The first and only time I went to Grand Rapids, Mich., I was accosted in the zoo while walking with my then two year-old daughter by a grown woman dressed as a princess.  Assuming that I lived close by, the princess lady asked me if I would like to sign my daughter up for etiquette lessons.

That was six years ago and etiquette lessons were about as foreign to my M.O. as training to be a mechanic. And yet, the fact that some little girls in this city were clearly expected to grow up to be polite, pretty and perhaps not much else did make me wonder at the time whether there were other scripts available for females in Grand Rapids.

I’m pleased to say that there are. In an election year in which woman power may well decide the presidential election, an inter-generational group of 12 women has launched its own chapter of Stop the War On Women Grand Rapids. They range in age from 30 to 75. They are nurses, lawyers, artists, and social workers. Some are married. Some are not. Some are parents. Some are not. Some are gay. Some are straight.

They aren’t protesting etiquette training. Instead, as my longtime friend Kathleen Ley put it to me, they were initially motivated by the “stunning avalanche of disdain and distrust for women in Michigan and in the United States and the legislation at the state and federal levels intruding on women’s health care choices.”

A case in point: a piece of anti-abortion legislation which was rushed through the Michigan House this summer which would require women whose pregnancy is terminated – even via miscarriage – to cremate fetal remains, fill out a death certificate, and work with a funeral director to dispose of the fetus. (The bill is due to be considered by the state Senate this fall.)

The coalition’s target is two-fold: First, women voters and people who care about abortion rights. And second, politicians of both parties – particularly in western Michigan – so that they know that people are paying attention to how they vote.

Indeed, as Ley points out, while the impetus for much of the “anti-women” legislation her group opposes comes from the Republican party, there are plenty of Democrats who also vote yes to these bills. For example, in the case of H4446 – a 2006 law that required all women seeking abortions to first have an ultra-sound – 57 Republicans supported this bill in the Michigan House and 21 did so in the Senate vs. 27 and 15 respectively for the Democrats.

When the so-called “anti-coercion legislation” (HB4799) – which requires doctors to give their patients a questionnaire to determine if the woman has been coerced or is the victim of domestic abuse before the abortion procedure – was up for vote by the full House last May, nine of the House’s 47 Democrats voted in favor of the bill. Numbers were similar when Michigan passed a ban on so-called “partial birth abortions” last year. (On other pieces of legislation of concern to Ley’s coalition, the vote has been more solidly along party lines.)

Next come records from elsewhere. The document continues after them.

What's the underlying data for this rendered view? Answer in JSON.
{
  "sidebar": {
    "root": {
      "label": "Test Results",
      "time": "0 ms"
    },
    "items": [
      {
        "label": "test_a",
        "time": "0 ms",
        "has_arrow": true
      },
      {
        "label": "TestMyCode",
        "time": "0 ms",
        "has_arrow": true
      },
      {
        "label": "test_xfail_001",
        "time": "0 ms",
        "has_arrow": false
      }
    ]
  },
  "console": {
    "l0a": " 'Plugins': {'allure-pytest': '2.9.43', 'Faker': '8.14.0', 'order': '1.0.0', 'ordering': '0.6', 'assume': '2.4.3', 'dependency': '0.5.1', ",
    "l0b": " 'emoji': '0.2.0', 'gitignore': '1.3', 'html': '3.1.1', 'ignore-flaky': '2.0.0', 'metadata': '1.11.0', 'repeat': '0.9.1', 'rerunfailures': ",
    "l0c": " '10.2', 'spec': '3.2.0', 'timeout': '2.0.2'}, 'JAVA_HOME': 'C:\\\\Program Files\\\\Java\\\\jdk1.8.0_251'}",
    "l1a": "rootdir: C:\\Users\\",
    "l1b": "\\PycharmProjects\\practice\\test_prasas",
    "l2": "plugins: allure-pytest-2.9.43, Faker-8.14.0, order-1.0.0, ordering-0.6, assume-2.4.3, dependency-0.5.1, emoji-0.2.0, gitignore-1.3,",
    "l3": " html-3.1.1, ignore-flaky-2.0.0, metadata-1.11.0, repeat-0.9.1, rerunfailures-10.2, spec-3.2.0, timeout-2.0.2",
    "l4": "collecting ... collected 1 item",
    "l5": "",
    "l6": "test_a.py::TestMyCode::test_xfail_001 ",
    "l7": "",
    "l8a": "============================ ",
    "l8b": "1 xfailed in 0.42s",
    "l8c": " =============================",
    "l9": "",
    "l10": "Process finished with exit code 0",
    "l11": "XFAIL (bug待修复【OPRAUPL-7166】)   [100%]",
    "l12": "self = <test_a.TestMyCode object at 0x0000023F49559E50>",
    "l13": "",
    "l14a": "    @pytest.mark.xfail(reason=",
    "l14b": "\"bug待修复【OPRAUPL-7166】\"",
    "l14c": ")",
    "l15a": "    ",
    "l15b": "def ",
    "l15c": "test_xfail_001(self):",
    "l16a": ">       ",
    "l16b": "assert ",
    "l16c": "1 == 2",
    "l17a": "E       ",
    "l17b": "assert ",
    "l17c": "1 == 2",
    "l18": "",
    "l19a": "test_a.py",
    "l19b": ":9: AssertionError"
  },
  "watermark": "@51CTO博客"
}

Despite those lopsided votes, one of Stop The War on Women Grand Rapids’ primary objectives is to free both parties in western Michigan from what my friend sees as the “stranglehold” that religious groups hold over politicians. “We are trying to show people running as Democrats that religious groups or those who call themselves ‘right to life’ are not the only voice on matters of conscience.”

While Stop The War on Women Grand Rapids began with a focus on abortion rights, it has since broadened to encompass a range of issues that extend to equal pay, violence against women and contraception.

“A lot of Republicans think that equal pay is fair and contraception is responsible. Some may be pro-life, but we are open to and attract women who might not otherwise support abortion except in the case of rape, incest and where the health of the mother is jeopardized.”

As testament to the bipartisan nature of their cause, one of the people the group frequently invokes at their rallies is Betty Ford – the wife of former President Gerald Ford and a much-beloved public figure in Grand Rapids – who was herself a staunch believer in women’s rights.

The group has also had a lot of traction with young women in their 20s who, according to Ley, are concerned that the privacy they’ve always known with regard to their reproductive health is at risk. (“Since when does my boss get to decide whether my insurance covers The Pill?” Ley paraphrases.)

Since its founding in April, the coalition has held a rally in the Rosa Parks Circle in Grand Rapids (“we stood up like she did,” says Ley) and it has subsequently bought 18 billboards and 16 bus-boards in western Michigan promoting their organization and its message. Ley also believes that its efforts have stalled some of the anti-woman legislation in Michigan. Members raise money at street fairs and have so far collected more money than they ever thought possible.

I asked Ley whether they planned to continue their work past November, as coalitions of this sort may exist legally for only the six months prior to an election.

“We’d love to go back to our day jobs,” quips Ley. “But chances are we will continue in some form.”

Delia Lloyd is an American journalist based in London who was previously the London correspondent for Politics Daily. She blogs about adulthood at and you can follow her on Twitter @realdelia.